Dataset records
====

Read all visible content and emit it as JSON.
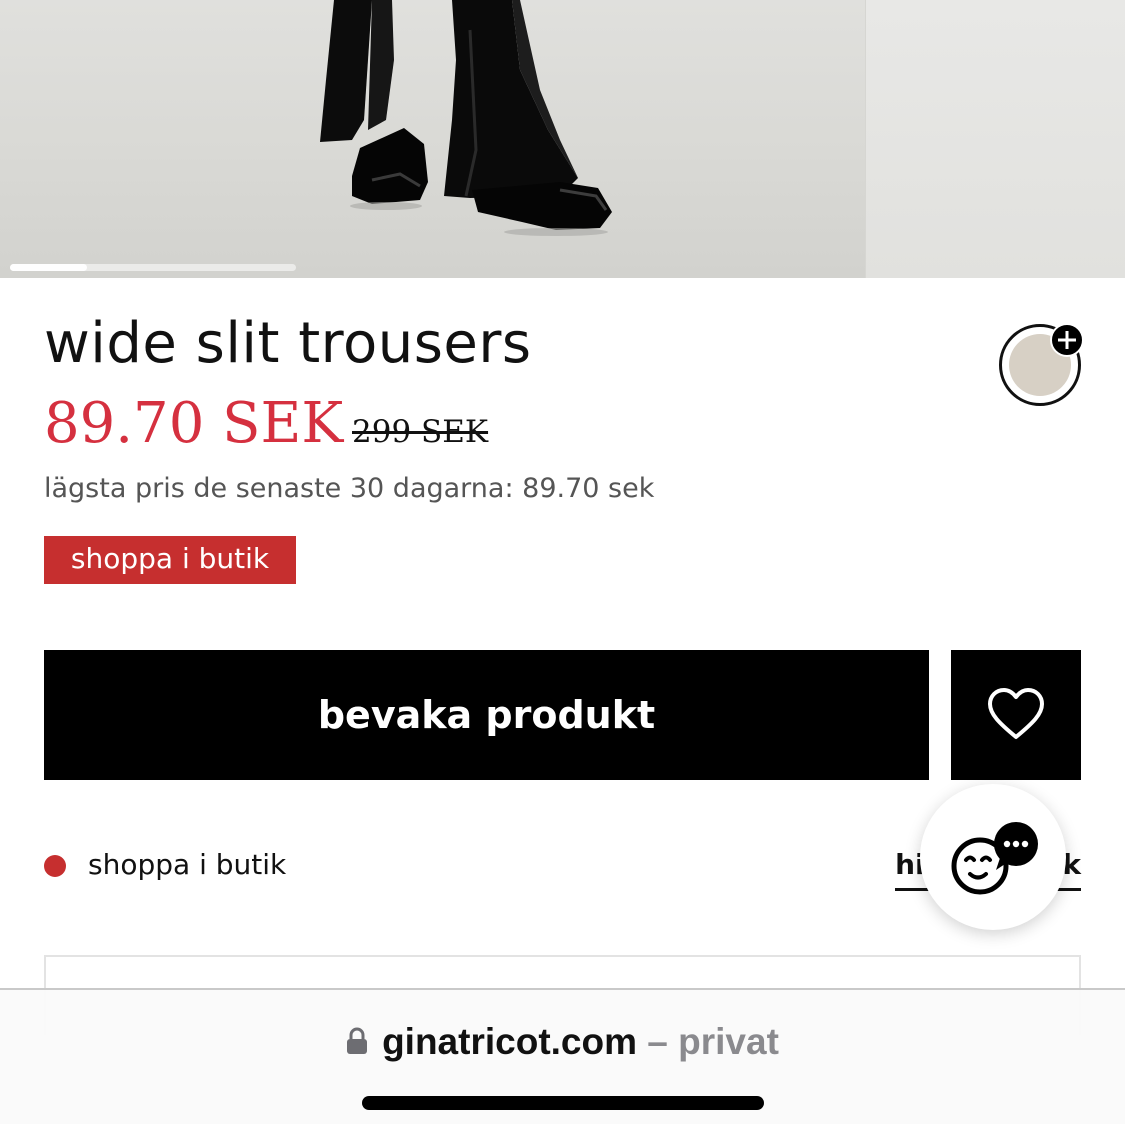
{
  "hero": {
    "image_count_indicator": 0.27
  },
  "product": {
    "title": "wide slit trousers",
    "sale_price": "89.70 SEK",
    "original_price": "299 SEK",
    "lowest_price_note": "lägsta pris de senaste 30 dagarna: 89.70 sek",
    "badge": "shoppa i butik",
    "swatch_color": "#d7d0c5"
  },
  "actions": {
    "watch_label": "bevaka produkt",
    "favorite_icon": "heart-icon"
  },
  "in_store": {
    "label": "shoppa i butik",
    "link_label": "hitta i butik",
    "dot_color": "#c62f2f"
  },
  "browser": {
    "domain": "ginatricot.com",
    "suffix": "– privat"
  },
  "colors": {
    "sale_price": "#d5303f",
    "badge_bg": "#c62f2f",
    "button_bg": "#000000"
  }
}
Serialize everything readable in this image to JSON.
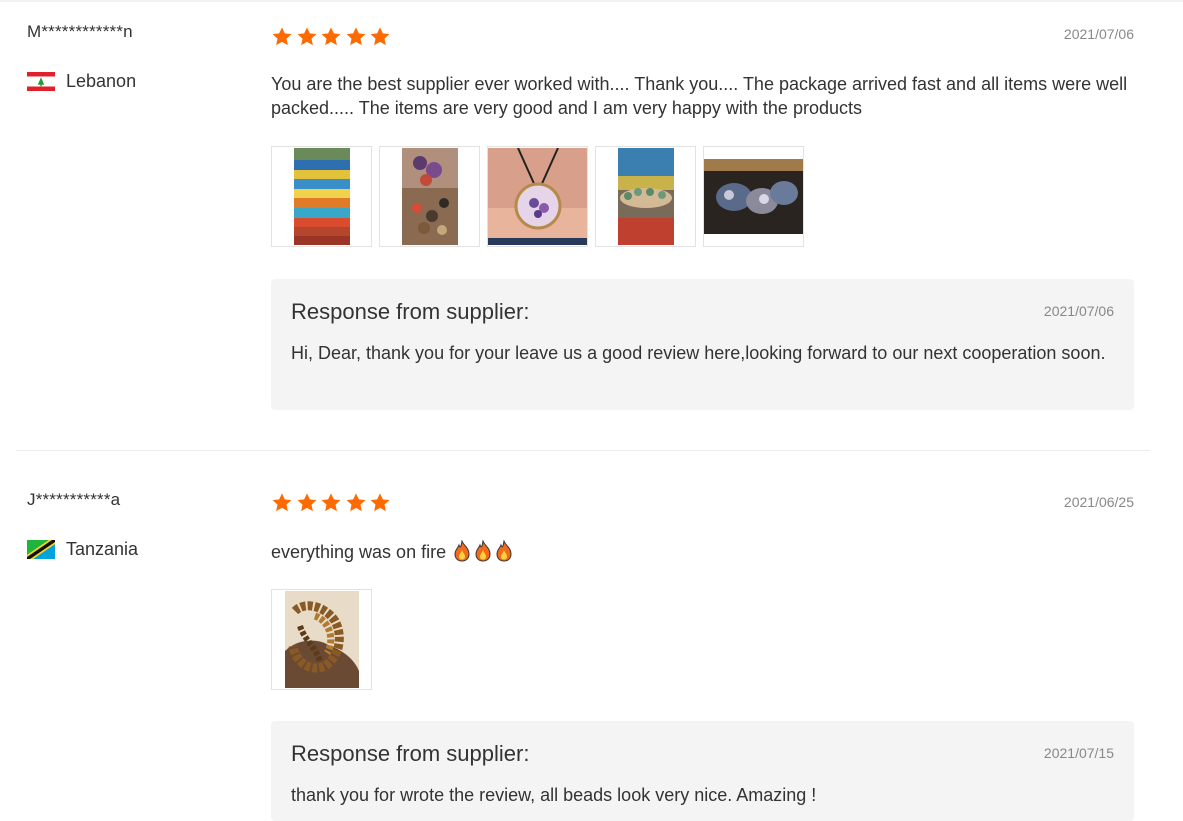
{
  "colors": {
    "star": "#ff6a00",
    "response_bg": "#f4f4f4"
  },
  "reviews": [
    {
      "user": "M************n",
      "country": "Lebanon",
      "flag_icon": "lebanon-flag-icon",
      "rating": 5,
      "date": "2021/07/06",
      "text": "You are the best supplier ever worked with.... Thank you.... The package arrived fast and all items were well packed..... The items are very good and I am very happy with the products",
      "images": [
        "colorful-seed-beads-photo",
        "mixed-gemstone-beads-photo",
        "tree-of-life-pendant-photo",
        "beaded-bracelet-photo",
        "beads-package-photo"
      ],
      "response": {
        "title": "Response from supplier:",
        "date": "2021/07/06",
        "text": "Hi, Dear, thank you for your leave us a good review here,looking forward to our next cooperation soon."
      }
    },
    {
      "user": "J***********a",
      "country": "Tanzania",
      "flag_icon": "tanzania-flag-icon",
      "rating": 5,
      "date": "2021/06/25",
      "text": "everything was on fire",
      "text_emoji": "fire-icon",
      "images": [
        "tiger-eye-beads-in-hand-photo"
      ],
      "response": {
        "title": "Response from supplier:",
        "date": "2021/07/15",
        "text": "thank you for wrote the review, all beads look very nice. Amazing !"
      }
    }
  ]
}
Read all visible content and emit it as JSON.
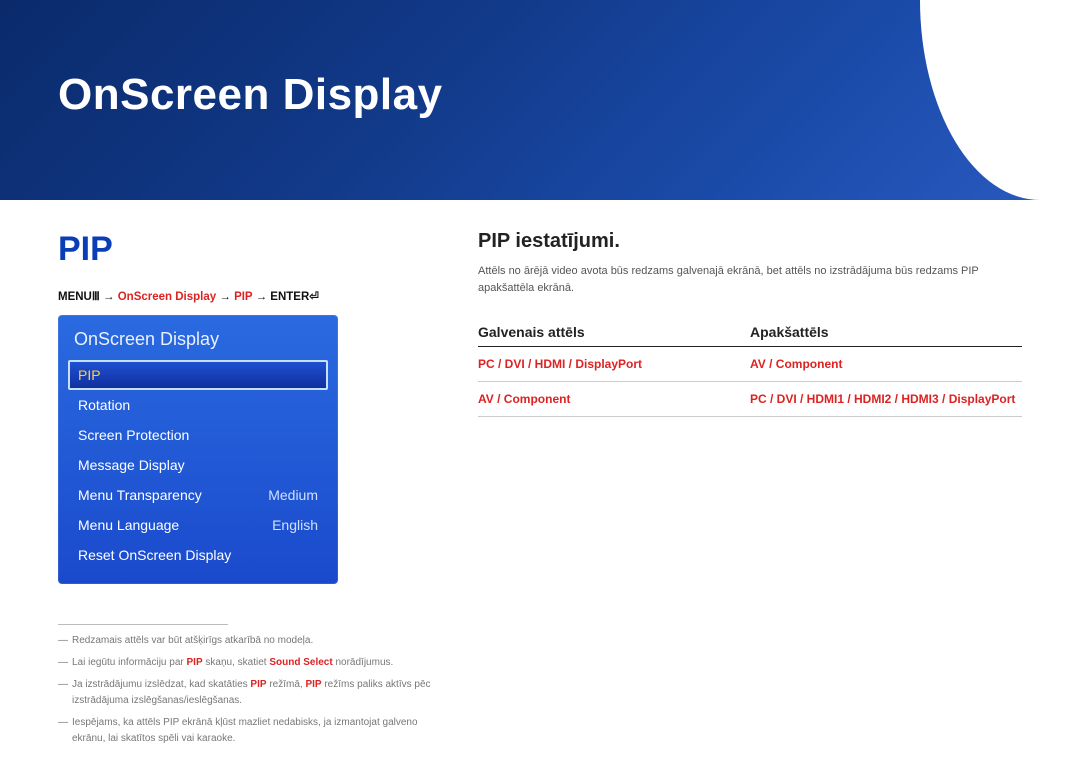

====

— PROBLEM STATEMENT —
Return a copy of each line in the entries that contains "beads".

— SOLUTION FOR THIS TASK —
        "colorful-seed-beads-photo",
        "mixed-gemstone-beads-photo",
        "beads-package-photo"
        "tiger-eye-beads-in-hand-photo"
        "text": "thank you for wrote the review, all beads look very nice. Amazing !"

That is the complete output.